Frequently Asked Questions
What is a certificate of deposit?
A certificate of deposit or CD is an account that earns interest, helping you earn money. CDs are FDIC insured when you open them with FDIC member banks. With a CD, you’ll have a guaranteed interest rate that locks in when you open the account and deposit your money. Your money will be held in the account for a set length of time, often listed in months. CD term lengths can vary from short-term CDs at 3 months, to longer ones at 60 months (that’s 5 years).
During the CD term, your money likely won’t be accessible without an early withdrawal penalty, so be sure you have other savings on hand for emergencies to avoid unnecessary fees. CDs can be a good option in addition to savings accounts and checking accounts that pay interest, as well as longer-term savings like retirement funds and pensions.
Does a CD have a minimum deposit?
Most often, yes. The minimum amount you need to open a CD account will vary by bank and sometimes by term length.
Can you lose money in a CD?
No. That’s the great thing about CDs: they have a rate that locks in when you open the account and deposit your money. Even if you choose a longer-term CD for 5 years, the rate won’t change, so you’ll know exactly how much money you’ll earn over that time period.
Note that if you need to take money out of your CD before the end of its term, you may be charged penalties.
Are CDs FDIC insured?
Yes, if the CD is at an FDIC member bank or credit union. The Federal Deposit Insurance Corporation (FDIC) guarantees customer deposits up to $250,000 per person. That means your money would be secure if anything were to happen to your bank. First Merchants is an FDIC member.
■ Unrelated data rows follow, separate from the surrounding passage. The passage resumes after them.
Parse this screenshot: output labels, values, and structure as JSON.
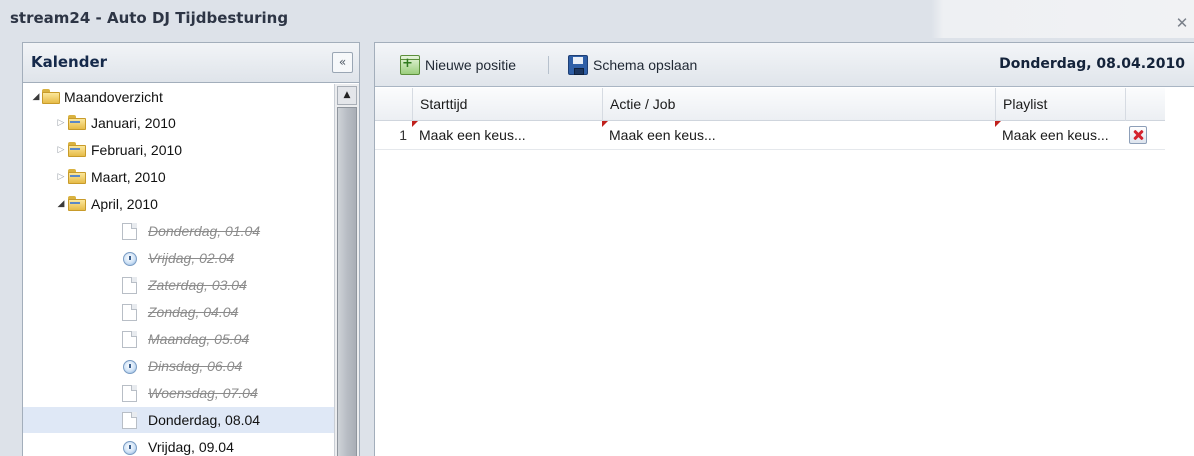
{
  "window": {
    "title": "stream24 - Auto DJ Tijdbesturing",
    "close_glyph": "✕"
  },
  "left_panel": {
    "title": "Kalender",
    "collapse_glyph": "«",
    "tree": {
      "root": "Maandoverzicht",
      "months": [
        "Januari, 2010",
        "Februari, 2010",
        "Maart, 2010",
        "April, 2010"
      ],
      "days": [
        {
          "label": "Donderdag, 01.04",
          "icon": "page-icon",
          "past": true
        },
        {
          "label": "Vrijdag, 02.04",
          "icon": "clock-icon",
          "past": true
        },
        {
          "label": "Zaterdag, 03.04",
          "icon": "page-icon",
          "past": true
        },
        {
          "label": "Zondag, 04.04",
          "icon": "page-icon",
          "past": true
        },
        {
          "label": "Maandag, 05.04",
          "icon": "page-icon",
          "past": true
        },
        {
          "label": "Dinsdag, 06.04",
          "icon": "clock-icon",
          "past": true
        },
        {
          "label": "Woensdag, 07.04",
          "icon": "page-icon",
          "past": true
        },
        {
          "label": "Donderdag, 08.04",
          "icon": "page-icon",
          "past": false,
          "selected": true
        },
        {
          "label": "Vrijdag, 09.04",
          "icon": "clock-icon",
          "past": false
        }
      ]
    }
  },
  "toolbar": {
    "new_position_label": "Nieuwe positie",
    "save_schedule_label": "Schema opslaan",
    "current_date": "Donderdag, 08.04.2010"
  },
  "grid": {
    "columns": [
      "Starttijd",
      "Actie / Job",
      "Playlist"
    ],
    "rows": [
      {
        "num": "1",
        "starttijd": "Maak een keus...",
        "actie": "Maak een keus...",
        "playlist": "Maak een keus..."
      }
    ]
  },
  "colors": {
    "selected_row": "#dfe8f6",
    "dirty_marker": "#c0211d",
    "delete_icon": "#d4232e"
  }
}
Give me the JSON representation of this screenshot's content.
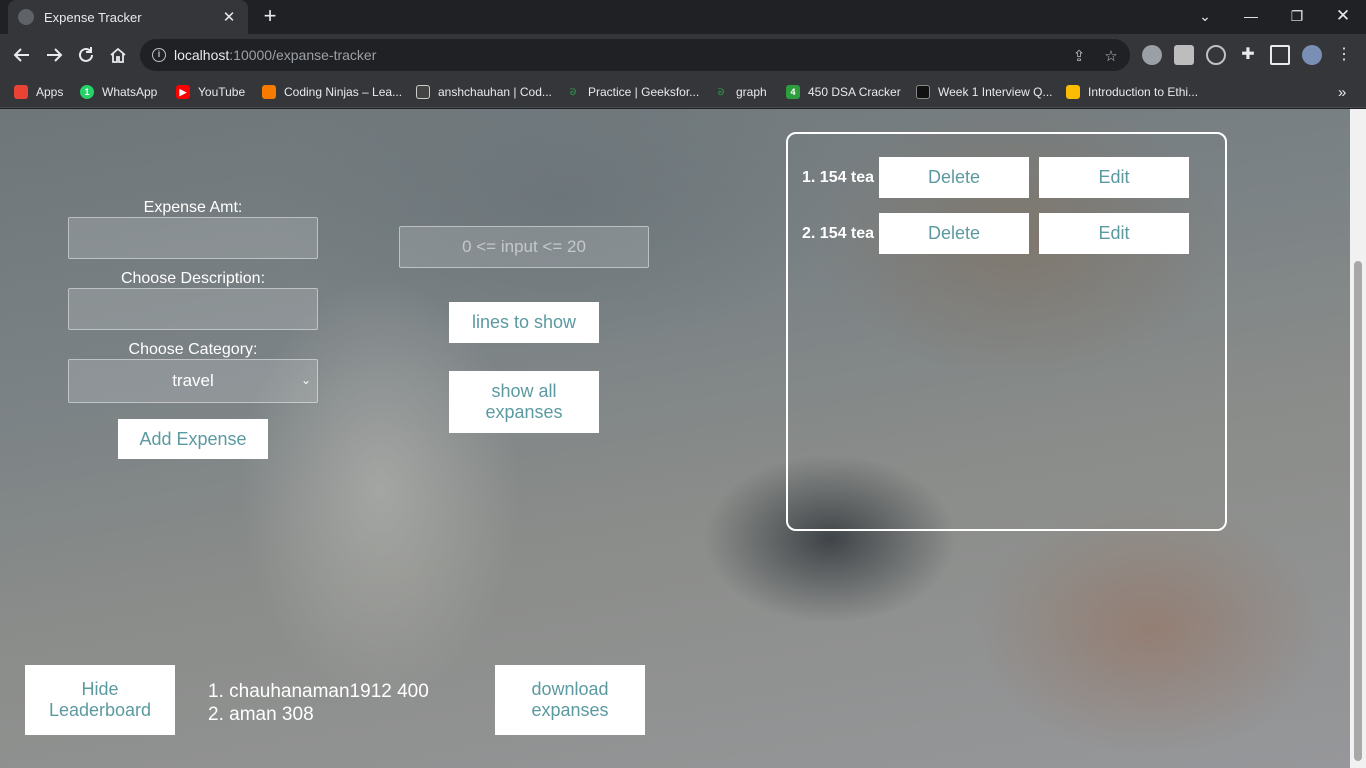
{
  "browser": {
    "tab_title": "Expense Tracker",
    "url_host": "localhost",
    "url_path": ":10000/expanse-tracker",
    "bookmarks": [
      {
        "label": "Apps",
        "color": "#ea4335"
      },
      {
        "label": "WhatsApp",
        "color": "#25d366"
      },
      {
        "label": "YouTube",
        "color": "#ff0000"
      },
      {
        "label": "Coding Ninjas – Lea...",
        "color": "#f77b00"
      },
      {
        "label": "anshchauhan | Cod...",
        "color": "#444444"
      },
      {
        "label": "Practice | Geeksfor...",
        "color": "#2f8d46"
      },
      {
        "label": "graph",
        "color": "#2f8d46"
      },
      {
        "label": "450 DSA Cracker",
        "color": "#2e9d3e"
      },
      {
        "label": "Week 1 Interview Q...",
        "color": "#111111"
      },
      {
        "label": "Introduction to Ethi...",
        "color": "#fbbc04"
      }
    ],
    "whatsapp_badge": "1",
    "dsa_badge": "4",
    "bookmarks_more": "»"
  },
  "form": {
    "amount_label": "Expense Amt:",
    "amount_value": "",
    "description_label": "Choose Description:",
    "description_value": "",
    "category_label": "Choose Category:",
    "category_selected": "travel",
    "add_button": "Add Expense"
  },
  "controls": {
    "lines_placeholder": "0 <= input <= 20",
    "lines_button": "lines to show",
    "show_all_button": "show all expanses"
  },
  "expenses": [
    {
      "text": "1. 154 tea",
      "delete": "Delete",
      "edit": "Edit"
    },
    {
      "text": "2. 154 tea",
      "delete": "Delete",
      "edit": "Edit"
    }
  ],
  "leaderboard": {
    "toggle_button": "Hide Leaderboard",
    "entries": [
      "1. chauhanaman1912 400",
      "2. aman 308"
    ]
  },
  "download_button": "download expanses",
  "colors": {
    "button_text": "#5b9aa0",
    "button_bg": "#ffffff",
    "chrome_dark": "#202124",
    "chrome_toolbar": "#35363a"
  }
}
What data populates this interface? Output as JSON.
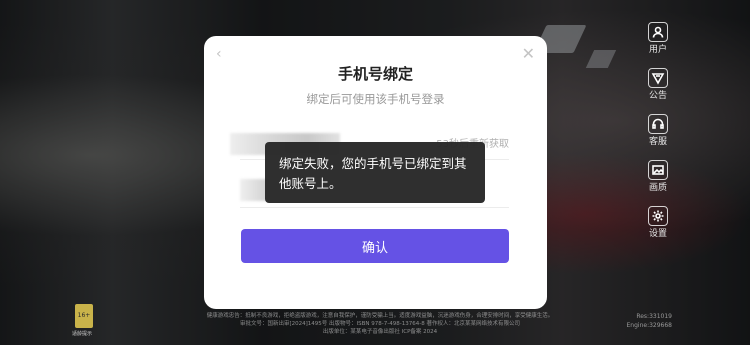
{
  "dialog": {
    "back_icon": "‹",
    "close_icon": "✕",
    "title": "手机号绑定",
    "subtitle": "绑定后可使用该手机号登录",
    "resend": "53秒后重新获取",
    "confirm": "确认"
  },
  "toast": {
    "message": "绑定失败，您的手机号已绑定到其他账号上。"
  },
  "side_menu": [
    {
      "label": "用户",
      "icon": "user-icon"
    },
    {
      "label": "公告",
      "icon": "announcement-icon"
    },
    {
      "label": "客服",
      "icon": "headset-icon"
    },
    {
      "label": "画质",
      "icon": "image-quality-icon"
    },
    {
      "label": "设置",
      "icon": "settings-icon"
    }
  ],
  "age_badge": {
    "rating": "16+",
    "caption": "适龄提示"
  },
  "footer": {
    "line1": "健康游戏忠告：抵制不良游戏，拒绝盗版游戏，注意自我保护，谨防受骗上当。适度游戏益脑，沉迷游戏伤身，合理安排时间，享受健康生活。",
    "line2": "审批文号：国新出审[2024]1495号 出版物号：ISBN 978-7-498-13764-8 著作权人：北京某某网络技术有限公司",
    "line3": "出版单位：某某电子音像出版社 ICP备案 2024"
  },
  "version": {
    "res": "Res:331019",
    "engine": "Engine:329668"
  }
}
What happens if you withdraw a CD early?
If you need to take money out of your CD before the maturity date, you’ll typically owe a penalty fee. Plus, you’ll lose out on potential interest you would have earned. If you’re worried about needing to access money that is in a CD, it might be worth considering traditional savings accounts, CD ladders, shorter length CDs, or a combination of all of the above.
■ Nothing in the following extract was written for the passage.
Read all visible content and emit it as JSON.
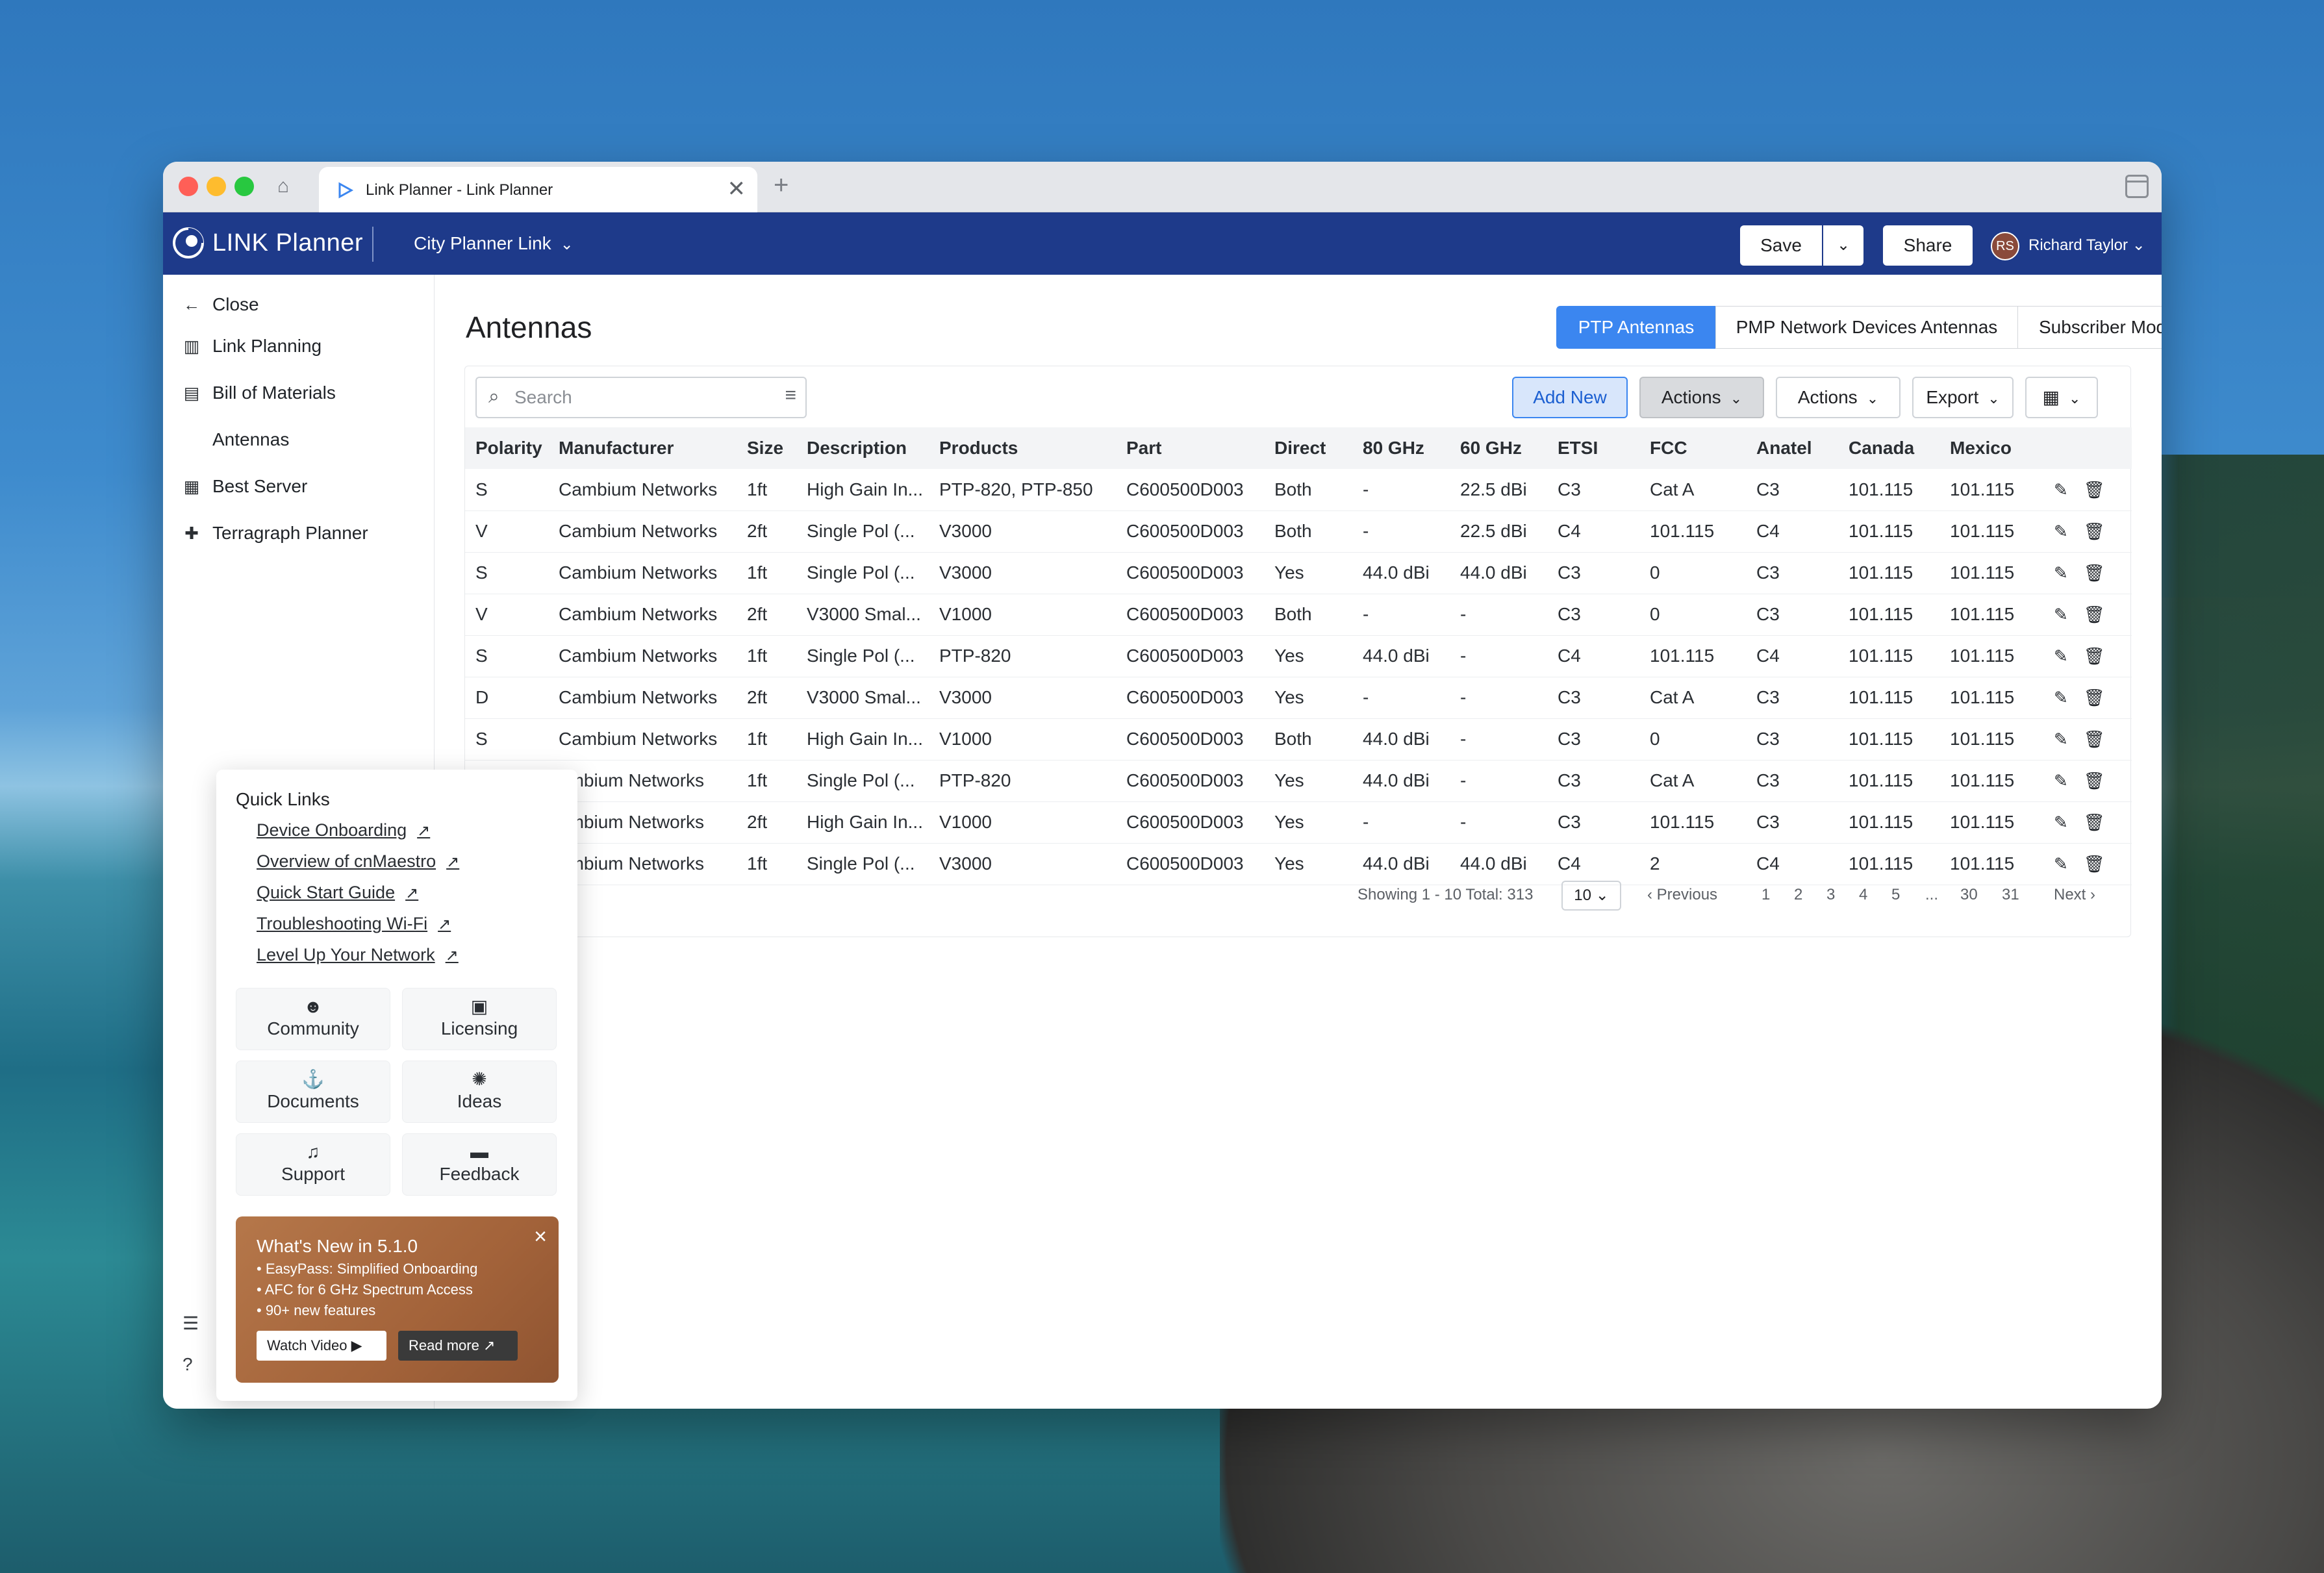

When do CD rates change?
CD interest rates tend to keep pace with typical interest rate changes. That means if the Federal Reserve increases or decreases its benchmark rate, CD rates will rise or fall accordingly.
Generally speaking, they change a few times a year. Rates can change more often when there are periods of strong economic growth or high inflation.
CDs might keep up with the rate of inflation, but remember that any interest earned on your CD will be taxable as income.